__Directions__. State how many lines in the records below contain the string "Disney", and give nothing besides that number.

(Beginning of Information supplied)

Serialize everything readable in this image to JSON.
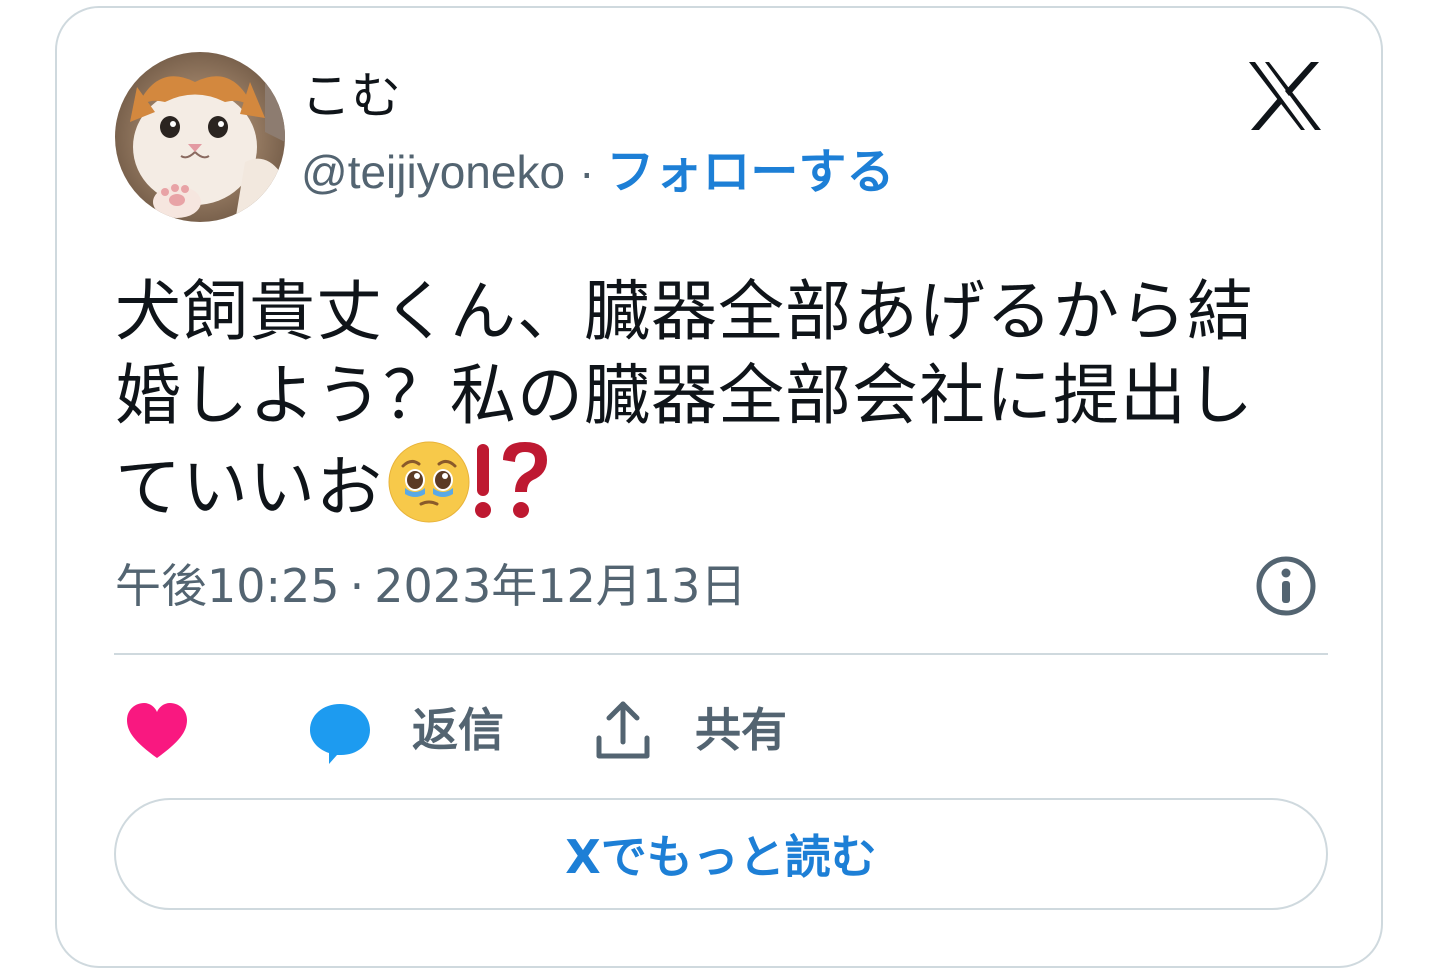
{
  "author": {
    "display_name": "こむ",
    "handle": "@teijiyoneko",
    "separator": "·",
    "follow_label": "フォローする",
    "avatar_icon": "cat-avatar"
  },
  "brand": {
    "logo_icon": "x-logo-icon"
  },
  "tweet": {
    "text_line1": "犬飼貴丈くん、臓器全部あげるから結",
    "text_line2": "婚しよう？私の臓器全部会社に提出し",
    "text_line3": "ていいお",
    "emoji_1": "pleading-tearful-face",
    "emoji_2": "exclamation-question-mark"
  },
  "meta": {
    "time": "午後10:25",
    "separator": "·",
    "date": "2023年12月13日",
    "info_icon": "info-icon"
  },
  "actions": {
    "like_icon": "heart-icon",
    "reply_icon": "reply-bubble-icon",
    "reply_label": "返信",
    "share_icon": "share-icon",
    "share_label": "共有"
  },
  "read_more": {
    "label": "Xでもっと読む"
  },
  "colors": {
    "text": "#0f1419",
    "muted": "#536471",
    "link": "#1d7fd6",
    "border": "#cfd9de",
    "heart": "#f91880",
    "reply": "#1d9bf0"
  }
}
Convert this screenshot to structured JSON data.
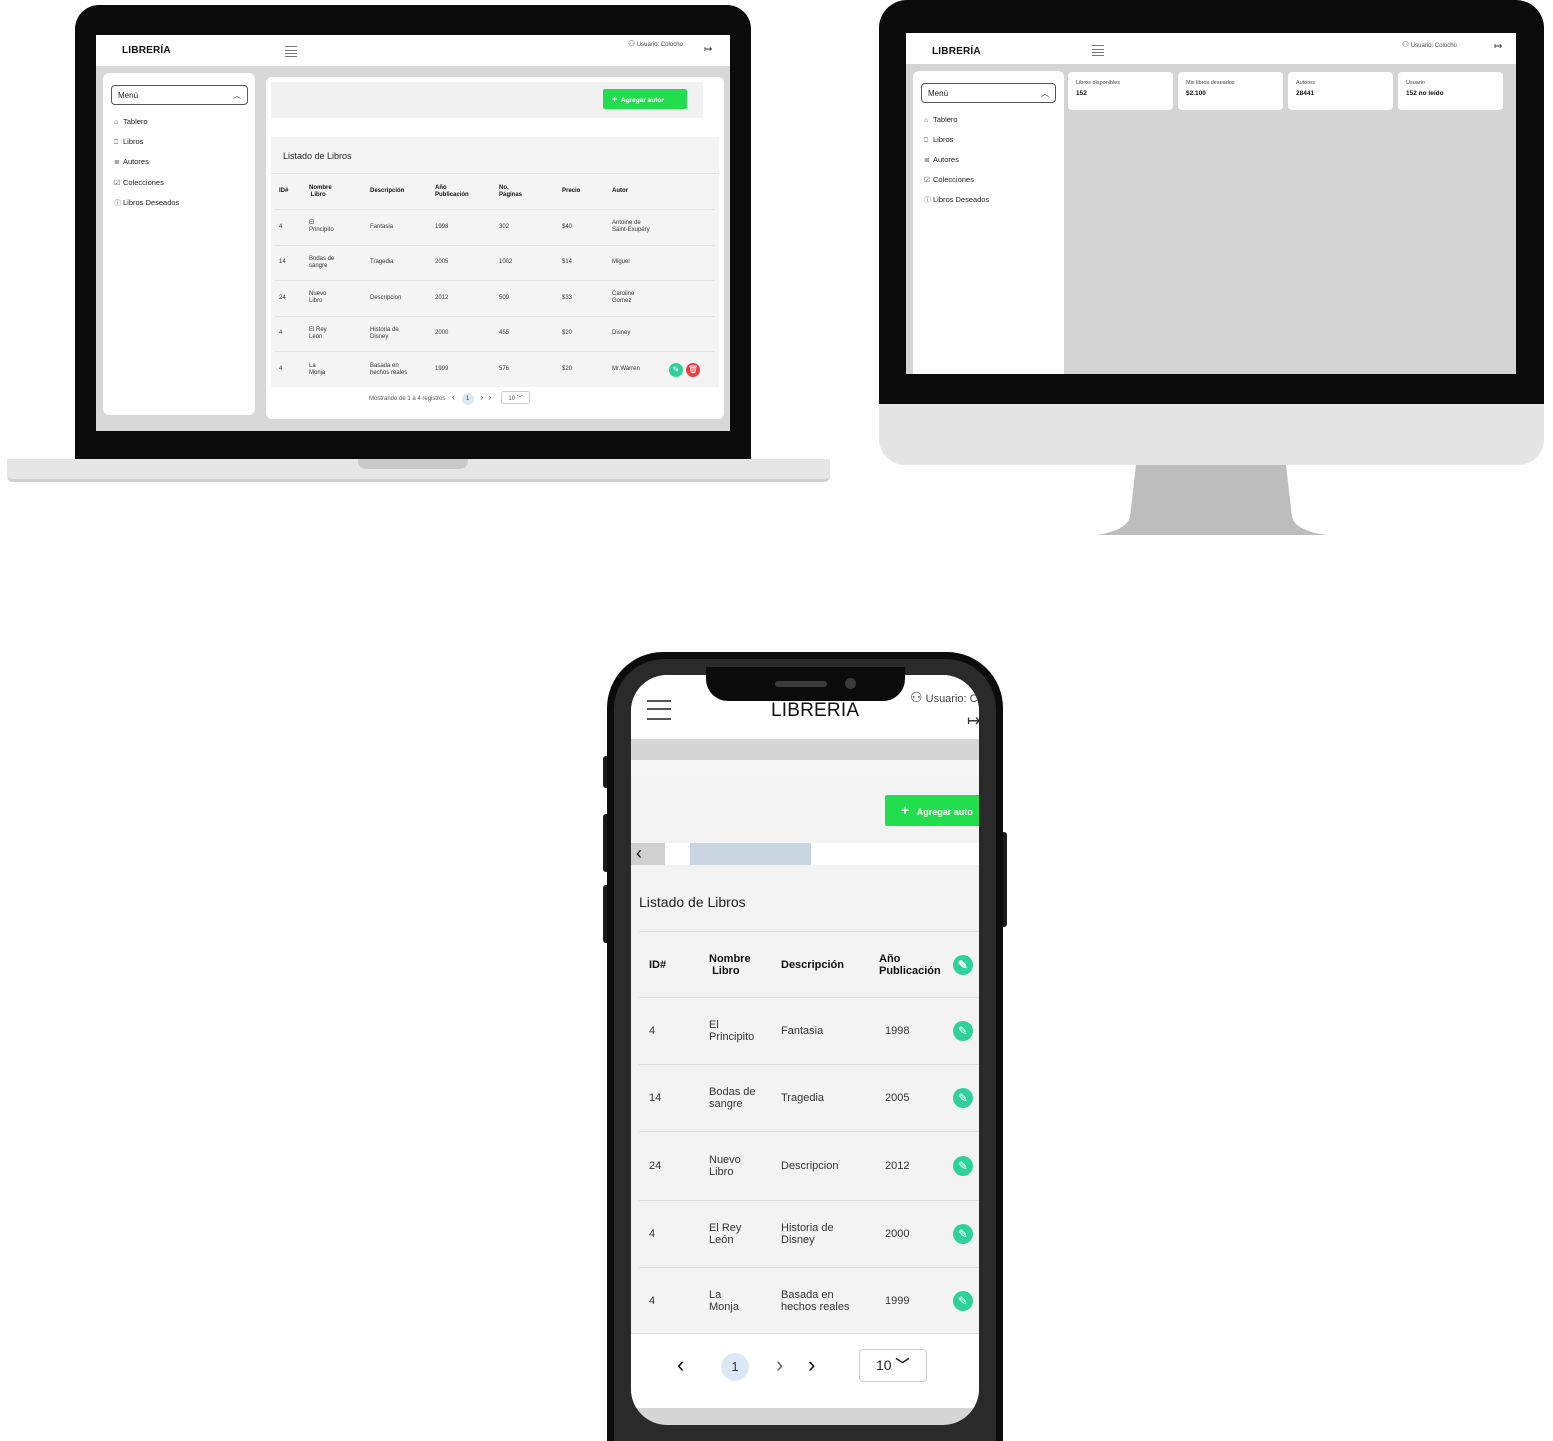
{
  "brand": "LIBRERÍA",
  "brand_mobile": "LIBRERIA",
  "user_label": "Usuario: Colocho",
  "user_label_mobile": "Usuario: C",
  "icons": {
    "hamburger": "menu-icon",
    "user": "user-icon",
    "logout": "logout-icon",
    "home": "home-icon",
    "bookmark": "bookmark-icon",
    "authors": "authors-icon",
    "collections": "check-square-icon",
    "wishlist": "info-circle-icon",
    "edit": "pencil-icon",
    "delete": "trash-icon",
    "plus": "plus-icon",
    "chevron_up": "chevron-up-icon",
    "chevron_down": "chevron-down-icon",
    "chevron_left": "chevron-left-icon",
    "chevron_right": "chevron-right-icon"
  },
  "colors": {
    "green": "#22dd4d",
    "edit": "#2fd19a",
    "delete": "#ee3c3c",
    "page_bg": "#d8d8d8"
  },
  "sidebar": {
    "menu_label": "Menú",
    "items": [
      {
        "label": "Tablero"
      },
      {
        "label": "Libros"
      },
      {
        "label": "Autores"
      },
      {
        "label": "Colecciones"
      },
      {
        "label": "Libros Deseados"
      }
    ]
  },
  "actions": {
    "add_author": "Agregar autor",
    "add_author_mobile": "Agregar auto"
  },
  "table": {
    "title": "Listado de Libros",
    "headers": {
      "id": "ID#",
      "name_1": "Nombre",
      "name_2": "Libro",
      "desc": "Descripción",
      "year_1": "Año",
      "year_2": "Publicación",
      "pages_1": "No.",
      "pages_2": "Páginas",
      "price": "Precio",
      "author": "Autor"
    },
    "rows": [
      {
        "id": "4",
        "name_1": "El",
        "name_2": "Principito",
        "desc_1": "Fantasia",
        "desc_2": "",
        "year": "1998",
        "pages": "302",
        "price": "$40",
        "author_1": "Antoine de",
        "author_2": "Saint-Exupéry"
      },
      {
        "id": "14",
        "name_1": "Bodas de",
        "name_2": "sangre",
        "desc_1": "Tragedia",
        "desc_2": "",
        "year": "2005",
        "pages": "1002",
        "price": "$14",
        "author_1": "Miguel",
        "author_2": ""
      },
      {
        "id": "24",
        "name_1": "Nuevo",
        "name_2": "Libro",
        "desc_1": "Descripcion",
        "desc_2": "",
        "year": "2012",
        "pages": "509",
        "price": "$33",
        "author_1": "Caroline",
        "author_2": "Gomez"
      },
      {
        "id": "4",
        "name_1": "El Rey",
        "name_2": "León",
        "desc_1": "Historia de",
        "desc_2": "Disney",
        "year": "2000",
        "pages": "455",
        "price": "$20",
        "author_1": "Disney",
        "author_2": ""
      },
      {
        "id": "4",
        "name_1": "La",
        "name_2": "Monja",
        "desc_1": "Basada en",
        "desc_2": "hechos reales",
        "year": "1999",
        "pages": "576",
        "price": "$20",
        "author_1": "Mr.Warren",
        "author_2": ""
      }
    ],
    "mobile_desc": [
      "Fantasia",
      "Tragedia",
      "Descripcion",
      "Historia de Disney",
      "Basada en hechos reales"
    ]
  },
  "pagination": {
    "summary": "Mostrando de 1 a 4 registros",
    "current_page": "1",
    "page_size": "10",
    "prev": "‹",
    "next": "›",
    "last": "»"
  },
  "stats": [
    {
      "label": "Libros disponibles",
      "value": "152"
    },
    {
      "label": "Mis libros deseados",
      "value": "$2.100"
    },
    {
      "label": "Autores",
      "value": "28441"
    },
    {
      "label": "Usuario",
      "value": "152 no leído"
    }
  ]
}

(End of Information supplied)

__Solution to this exercise__. 3